The season of spring is traditionally the season of revitalisation and growth. As the life-giving power of the sun strengthens in spring, animals and birds wake up from hibernation, trees fill up with leaves and flowers blossom. As spring unfolds, the days get longer and the winter’s chill is replaced with warmer fresher air.
The life-giving power of the sun is greatly respected in yoga. In yoga class, gratitude is shown to the sun by practising the sun salutation (sūryanamaskār). Many yoga postures are named after the shapes of things that they resemble, including plants and animals for example the tree posture (vṛkṣanasa) and lotus posture (padmāsana). Getting into these yoga postures is a reminder of the natural world and we develop awareness of our relationship with other life forms. Similarly, focusing on the breath during the yoga practice teaches us of our connection to each other through the breath.
The yoga postures also have more subtle significance. For instance, the tree posture teaches us to find balance even on windy days. So when we are faced with challenges in life we can remain calm and balanced yet flexible, just like a tree, and not get blown away by the challenges. Practising yoga regularly helps us to become calmer, happier and more alive.
As we enter the spring season and watch nature coming to life, come to experience a fresh, revitalising outlook to life and leave with a spring in your step! See you in class.
*** New classes coming soon – Hot Yoga at Fitness First Islington and evening yoga at Harrow Leisure Centre ***

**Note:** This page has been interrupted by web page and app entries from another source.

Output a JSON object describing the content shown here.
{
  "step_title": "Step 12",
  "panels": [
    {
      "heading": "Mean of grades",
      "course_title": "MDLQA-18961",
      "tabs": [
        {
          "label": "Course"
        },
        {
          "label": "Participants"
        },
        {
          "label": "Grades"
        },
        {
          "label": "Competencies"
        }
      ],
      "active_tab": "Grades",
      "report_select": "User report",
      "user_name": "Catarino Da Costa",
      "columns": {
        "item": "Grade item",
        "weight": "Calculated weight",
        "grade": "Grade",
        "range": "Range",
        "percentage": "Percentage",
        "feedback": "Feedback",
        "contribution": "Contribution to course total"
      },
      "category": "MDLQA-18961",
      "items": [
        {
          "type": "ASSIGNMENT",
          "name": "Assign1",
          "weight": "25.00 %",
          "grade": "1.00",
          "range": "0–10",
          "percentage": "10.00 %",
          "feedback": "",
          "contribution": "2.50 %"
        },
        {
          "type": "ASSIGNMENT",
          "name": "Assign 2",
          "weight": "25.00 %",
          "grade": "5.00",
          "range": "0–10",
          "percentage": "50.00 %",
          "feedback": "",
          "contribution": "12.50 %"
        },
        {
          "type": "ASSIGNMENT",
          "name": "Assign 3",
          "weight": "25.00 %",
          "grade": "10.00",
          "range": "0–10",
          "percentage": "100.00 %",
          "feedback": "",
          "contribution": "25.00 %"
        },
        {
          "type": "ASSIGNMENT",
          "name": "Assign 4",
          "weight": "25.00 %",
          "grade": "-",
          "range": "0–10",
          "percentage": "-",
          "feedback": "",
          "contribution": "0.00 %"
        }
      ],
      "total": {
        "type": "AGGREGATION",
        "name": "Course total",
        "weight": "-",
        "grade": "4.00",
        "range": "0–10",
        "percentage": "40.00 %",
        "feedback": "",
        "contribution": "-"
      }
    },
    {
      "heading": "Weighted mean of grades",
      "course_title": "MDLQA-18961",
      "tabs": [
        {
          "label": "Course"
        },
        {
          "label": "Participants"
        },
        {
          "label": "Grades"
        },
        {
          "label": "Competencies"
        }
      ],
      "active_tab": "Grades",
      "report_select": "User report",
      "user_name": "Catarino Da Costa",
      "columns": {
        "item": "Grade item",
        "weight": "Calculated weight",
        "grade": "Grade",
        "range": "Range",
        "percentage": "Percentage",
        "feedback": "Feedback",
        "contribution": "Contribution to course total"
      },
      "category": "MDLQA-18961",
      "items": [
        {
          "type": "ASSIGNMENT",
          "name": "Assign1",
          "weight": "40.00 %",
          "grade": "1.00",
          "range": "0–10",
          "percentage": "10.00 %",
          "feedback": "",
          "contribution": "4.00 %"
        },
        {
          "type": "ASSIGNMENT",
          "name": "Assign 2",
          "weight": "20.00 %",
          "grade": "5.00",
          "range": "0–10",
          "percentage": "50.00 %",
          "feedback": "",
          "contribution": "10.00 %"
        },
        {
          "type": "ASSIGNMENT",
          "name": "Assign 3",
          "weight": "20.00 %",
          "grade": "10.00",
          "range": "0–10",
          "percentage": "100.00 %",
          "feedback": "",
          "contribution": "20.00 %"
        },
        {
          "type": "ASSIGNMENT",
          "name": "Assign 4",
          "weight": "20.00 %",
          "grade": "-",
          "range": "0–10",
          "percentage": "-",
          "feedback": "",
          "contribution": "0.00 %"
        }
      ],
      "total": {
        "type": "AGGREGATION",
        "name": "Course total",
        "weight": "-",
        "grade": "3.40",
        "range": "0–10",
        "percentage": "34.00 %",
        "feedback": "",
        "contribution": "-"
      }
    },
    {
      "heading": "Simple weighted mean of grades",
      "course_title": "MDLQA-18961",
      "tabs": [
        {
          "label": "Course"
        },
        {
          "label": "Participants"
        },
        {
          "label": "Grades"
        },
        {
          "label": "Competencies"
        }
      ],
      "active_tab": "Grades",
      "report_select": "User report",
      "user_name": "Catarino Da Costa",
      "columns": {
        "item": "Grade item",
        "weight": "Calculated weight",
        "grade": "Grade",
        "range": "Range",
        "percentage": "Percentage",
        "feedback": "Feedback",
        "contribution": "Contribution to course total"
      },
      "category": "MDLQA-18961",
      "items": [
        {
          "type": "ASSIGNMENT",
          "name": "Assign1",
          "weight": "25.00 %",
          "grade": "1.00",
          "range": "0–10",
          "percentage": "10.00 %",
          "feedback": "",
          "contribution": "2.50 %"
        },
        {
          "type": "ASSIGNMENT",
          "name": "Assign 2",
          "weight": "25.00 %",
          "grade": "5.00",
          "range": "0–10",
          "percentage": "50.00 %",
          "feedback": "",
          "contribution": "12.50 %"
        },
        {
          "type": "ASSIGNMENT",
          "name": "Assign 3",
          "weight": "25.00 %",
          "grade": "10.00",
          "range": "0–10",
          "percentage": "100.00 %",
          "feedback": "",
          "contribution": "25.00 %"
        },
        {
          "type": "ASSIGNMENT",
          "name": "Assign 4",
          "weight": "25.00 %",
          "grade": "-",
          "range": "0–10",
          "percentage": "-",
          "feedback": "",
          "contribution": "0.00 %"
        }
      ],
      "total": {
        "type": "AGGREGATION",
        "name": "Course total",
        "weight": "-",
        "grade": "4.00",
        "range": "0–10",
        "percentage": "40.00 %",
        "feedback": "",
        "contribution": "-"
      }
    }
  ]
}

At Harrow Council’s invitation, Three Jewels Yoga participated in the Harrow Active week-end on 22 April 2014 at St Ann’s shopping centre. Meera led a street yoga class with audience participation. Read more in the Harrow Observer article.